The Fish Vet (Doctor Loh, author of a great book) has an interesting video on four Oscars with severe hole-in-the-head syndrome. The vet did a thorough swabbing and analysis of the lesions. There were no “hexamita” (spironucleus) in the lesions at all. There was mycobacterium (fish TB). Three of the fish died and the Fish Vet confirmed there was massive mycobacterial infections of the internal organs of the fish that died.
So the mycobacterium infection and the hole-in-the-head were both present. The four fish were probably weakened by bad water conditions and thus developed both diseases simultaneously.
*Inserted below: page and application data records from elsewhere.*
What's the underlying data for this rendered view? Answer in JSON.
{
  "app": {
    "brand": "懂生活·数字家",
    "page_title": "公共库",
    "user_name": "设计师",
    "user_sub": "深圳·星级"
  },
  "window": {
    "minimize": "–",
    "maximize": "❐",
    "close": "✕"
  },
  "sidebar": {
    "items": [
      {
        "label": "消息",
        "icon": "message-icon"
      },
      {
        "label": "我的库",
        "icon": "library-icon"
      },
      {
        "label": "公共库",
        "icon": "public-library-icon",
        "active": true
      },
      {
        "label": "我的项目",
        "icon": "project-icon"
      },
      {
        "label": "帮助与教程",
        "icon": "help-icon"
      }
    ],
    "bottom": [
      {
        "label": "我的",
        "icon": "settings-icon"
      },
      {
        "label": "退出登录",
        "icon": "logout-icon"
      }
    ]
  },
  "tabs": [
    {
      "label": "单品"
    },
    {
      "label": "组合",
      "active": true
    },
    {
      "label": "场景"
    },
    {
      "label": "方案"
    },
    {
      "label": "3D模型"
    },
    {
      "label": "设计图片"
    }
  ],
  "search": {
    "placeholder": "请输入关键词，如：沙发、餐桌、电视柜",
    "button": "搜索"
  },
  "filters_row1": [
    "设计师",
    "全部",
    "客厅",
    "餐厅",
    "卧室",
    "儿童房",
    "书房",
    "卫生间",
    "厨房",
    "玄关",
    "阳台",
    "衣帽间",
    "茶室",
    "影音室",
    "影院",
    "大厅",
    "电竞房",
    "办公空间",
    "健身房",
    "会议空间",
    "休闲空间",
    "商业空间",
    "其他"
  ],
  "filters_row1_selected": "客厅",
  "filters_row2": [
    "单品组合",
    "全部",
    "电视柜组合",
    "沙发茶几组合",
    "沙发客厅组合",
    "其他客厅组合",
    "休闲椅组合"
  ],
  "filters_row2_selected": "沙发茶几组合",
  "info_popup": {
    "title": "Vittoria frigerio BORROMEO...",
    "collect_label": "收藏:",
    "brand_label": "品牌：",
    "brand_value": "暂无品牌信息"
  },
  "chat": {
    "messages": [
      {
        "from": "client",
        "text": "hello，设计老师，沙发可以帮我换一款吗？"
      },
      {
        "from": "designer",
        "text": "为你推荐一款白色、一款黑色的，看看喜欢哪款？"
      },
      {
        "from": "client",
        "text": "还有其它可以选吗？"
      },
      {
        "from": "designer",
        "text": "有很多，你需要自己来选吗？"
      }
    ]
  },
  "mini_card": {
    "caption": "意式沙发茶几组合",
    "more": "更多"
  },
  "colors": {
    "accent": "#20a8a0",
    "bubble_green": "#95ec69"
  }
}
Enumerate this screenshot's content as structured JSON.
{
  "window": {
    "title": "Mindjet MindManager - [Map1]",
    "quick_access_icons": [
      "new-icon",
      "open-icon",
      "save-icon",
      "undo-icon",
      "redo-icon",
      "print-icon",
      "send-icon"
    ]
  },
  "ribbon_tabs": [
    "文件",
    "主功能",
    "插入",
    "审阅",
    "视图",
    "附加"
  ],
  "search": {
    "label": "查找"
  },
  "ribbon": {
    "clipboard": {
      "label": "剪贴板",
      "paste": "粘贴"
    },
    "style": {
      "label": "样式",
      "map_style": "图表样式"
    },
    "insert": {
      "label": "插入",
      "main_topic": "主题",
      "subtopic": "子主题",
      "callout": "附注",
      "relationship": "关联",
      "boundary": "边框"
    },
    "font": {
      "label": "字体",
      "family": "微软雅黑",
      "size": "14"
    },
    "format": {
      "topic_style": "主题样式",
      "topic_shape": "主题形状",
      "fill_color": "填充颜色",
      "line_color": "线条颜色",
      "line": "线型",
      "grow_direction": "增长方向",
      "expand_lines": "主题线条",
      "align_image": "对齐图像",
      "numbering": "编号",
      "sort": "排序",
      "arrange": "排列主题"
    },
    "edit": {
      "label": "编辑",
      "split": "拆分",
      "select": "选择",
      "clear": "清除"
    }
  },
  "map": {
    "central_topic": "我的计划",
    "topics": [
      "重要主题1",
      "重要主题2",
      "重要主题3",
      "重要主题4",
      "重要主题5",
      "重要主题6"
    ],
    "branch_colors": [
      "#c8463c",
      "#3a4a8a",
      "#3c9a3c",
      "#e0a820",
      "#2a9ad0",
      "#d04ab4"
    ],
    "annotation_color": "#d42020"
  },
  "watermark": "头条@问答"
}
What is very telling is that even though one fish had a very severe case of hole-in-the-head, by improving the water parameters with greatly increased filtration the fish healed up.
Doctor Loh did another video on an aquarium with a lot of African cichlids all with hole-in-the-head syndrome. The fish had an insufficient diet and were starving. Necropsies on the fish which died during the study did not show any disease organisms, not fish TB, not hexamita, and not bacteria. Simply feeding the fish more made the hole-in-the-head go away.
Hexamita is a facultative anaerobic (very low oxygen) organism which will survive but not thrive or reproduce in large numbers in aerobic conditions. The surface of a fish’s head is very aerobic. So, logically, hole-in-the-head isn’t caused by Hexamita. Some people claim the Hexamita organisms originate in the fish’s gut and move to the head through the body. While it is possible for severely infected organs in the body to go anaerobic and harbor hexamita, the fish will be VERY sick if this were the case.
Hexamita is a disease, a serious disease. It will obviously weaken the fish and weaken the immune system of the fish. A fish with a weakened immune system will develop hole-in-the-head much easier. But this relationship can be said for many diseases. By this line of logic, a camallanus worm infection could then be said to “cause” hole-in-the-head syndrome.
One should treat hole-in-the-head with metronidazole in the food (after one cleans up the water), “just-in-case”. Metronidazole is relatively harmless and is a cheap insurance policy in case you have both diseases. Note Metronidazole ONLY works in the food. It does NOT work in the water.